How can this idea manifest in the interior design of a space? According to Tim Tamashiro, the philosophy of ikigai is about mindfulness, and attention to beauty and functionality. It’s also about following your bliss but in a way that brings actionable results. Steve Jobs would probably want to put his two cents in here, having once said, “Design is not just what it looks like and feels like. Design is how it works.”
The kitchen is a great example of how to infuse ikigai into a space. If you are a foodie, and love cooking and entertaining, the focus will be on making your kitchen user-friendly, intimate, and inviting, as well as versatile enough to cater for dining, being the culinary heart of the home. For example, a movable kitchen island could be customised to convert into a dining table when required. If you are an extroverted, adventurous cook, vibrant colours that spark creativity might be the go; alternatively, if you are wanting a more relaxed, calming vibe for family and entertaining guests, you might use cooler or darker tones as your go-to palette. The use of natural materials such as wood for counters and backsplash can also help a space to feel warm, comfortable, and casual. This, combined with a dark shade of paint is the perfect recipe for an atmosphere that is intimate and cosy, such as an inky shade of blue, which depending on the light can transform from a deep blue to looking close to black. In considering darker hues, it is important to consider the undertones as well, as they can fundamentally affect the look of a room; they can be hidden under the main mass-tone and might only be visible under a certain light or angles.

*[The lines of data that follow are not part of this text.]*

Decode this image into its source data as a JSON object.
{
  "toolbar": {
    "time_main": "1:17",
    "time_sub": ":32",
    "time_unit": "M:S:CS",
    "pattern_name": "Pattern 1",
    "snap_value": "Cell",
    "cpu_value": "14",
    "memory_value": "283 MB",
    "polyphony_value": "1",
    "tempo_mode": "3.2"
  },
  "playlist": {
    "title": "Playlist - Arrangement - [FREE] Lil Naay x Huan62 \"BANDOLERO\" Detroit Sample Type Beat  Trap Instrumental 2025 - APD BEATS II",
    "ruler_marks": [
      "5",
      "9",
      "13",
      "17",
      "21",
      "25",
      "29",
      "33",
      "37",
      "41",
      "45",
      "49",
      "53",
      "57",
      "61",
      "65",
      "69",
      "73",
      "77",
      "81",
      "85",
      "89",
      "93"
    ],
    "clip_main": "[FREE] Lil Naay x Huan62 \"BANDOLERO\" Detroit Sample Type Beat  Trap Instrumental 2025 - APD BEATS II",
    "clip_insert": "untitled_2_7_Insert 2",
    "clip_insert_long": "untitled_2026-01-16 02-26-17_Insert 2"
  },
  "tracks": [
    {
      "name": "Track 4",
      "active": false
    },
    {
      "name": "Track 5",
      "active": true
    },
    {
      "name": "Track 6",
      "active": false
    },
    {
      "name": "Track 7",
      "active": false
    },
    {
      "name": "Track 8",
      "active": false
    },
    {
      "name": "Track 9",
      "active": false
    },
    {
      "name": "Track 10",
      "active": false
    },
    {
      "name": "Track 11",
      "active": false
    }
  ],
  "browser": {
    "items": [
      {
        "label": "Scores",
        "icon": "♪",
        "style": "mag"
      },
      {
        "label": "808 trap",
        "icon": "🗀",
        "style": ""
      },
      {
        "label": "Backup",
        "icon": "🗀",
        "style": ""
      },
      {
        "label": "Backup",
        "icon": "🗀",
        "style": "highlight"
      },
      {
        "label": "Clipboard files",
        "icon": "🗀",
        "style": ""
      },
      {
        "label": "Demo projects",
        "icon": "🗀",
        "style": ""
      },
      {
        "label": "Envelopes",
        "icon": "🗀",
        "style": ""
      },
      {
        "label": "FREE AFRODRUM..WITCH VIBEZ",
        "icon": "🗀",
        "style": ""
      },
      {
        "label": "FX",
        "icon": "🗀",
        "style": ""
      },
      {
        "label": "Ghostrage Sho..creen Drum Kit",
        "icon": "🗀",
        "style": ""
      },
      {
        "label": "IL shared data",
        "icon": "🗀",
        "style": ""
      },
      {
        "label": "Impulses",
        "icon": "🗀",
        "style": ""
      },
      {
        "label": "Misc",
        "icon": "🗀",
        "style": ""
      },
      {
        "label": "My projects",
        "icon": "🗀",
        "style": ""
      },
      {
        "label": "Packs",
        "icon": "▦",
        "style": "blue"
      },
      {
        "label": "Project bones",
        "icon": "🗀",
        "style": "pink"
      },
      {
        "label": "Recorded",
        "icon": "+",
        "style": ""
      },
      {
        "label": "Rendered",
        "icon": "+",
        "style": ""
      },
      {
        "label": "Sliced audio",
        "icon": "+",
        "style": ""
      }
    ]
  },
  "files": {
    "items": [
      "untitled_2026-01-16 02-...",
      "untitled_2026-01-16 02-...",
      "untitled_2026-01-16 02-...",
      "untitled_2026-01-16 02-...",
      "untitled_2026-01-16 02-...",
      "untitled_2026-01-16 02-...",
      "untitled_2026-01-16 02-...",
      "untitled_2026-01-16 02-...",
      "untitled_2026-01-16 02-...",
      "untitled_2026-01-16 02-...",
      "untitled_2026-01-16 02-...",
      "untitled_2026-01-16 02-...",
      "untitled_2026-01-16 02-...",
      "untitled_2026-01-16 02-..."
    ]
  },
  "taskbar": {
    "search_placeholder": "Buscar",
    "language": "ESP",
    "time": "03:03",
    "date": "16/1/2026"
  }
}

Ultimately, ikigai is about tapping into and incorporating elements of, your passion into a space. It is all about letting your personality and purpose do the talking with your interior designing, and combining it with beauty and function so that your living spaces can also become a vehicle for encouraging you to pursue your passion. If you are an artist or avid collector of ceramics, artwork, or vintage knick-knacks, add these and other objects of sentimental, nostalgic or heirloom value to your space. Though the key is in exercising some restraint on this front to avoid clutter and in turn, your living space creating unwanted distraction and stress, as opposed to inducing creativity, positivity and calm.
The plethora of interior design trends that have come onto the scene over the years have tended to focus on design obsessed with the need for our home to be an escape from the daily stresses of modern life but the significance of ikigai is that in focusing on our own personal direction and purpose in life to uncover the unique potential of your living space, the time-honoured Japanese ideology has the capacity to initiate a move away from this singular need for “refuge” with comes with the all too popular need for fresh white walls, neutral colourways, and minimal furnishings. Instead, ikigai encourages inhabitants to invite a wider spectrum of elements including colour to inspire creativity, quality furnishings that are functional but enjoyable, and decorative pieces that connect you both conceptually and aesthetically to your passion. Something that will never go out of style.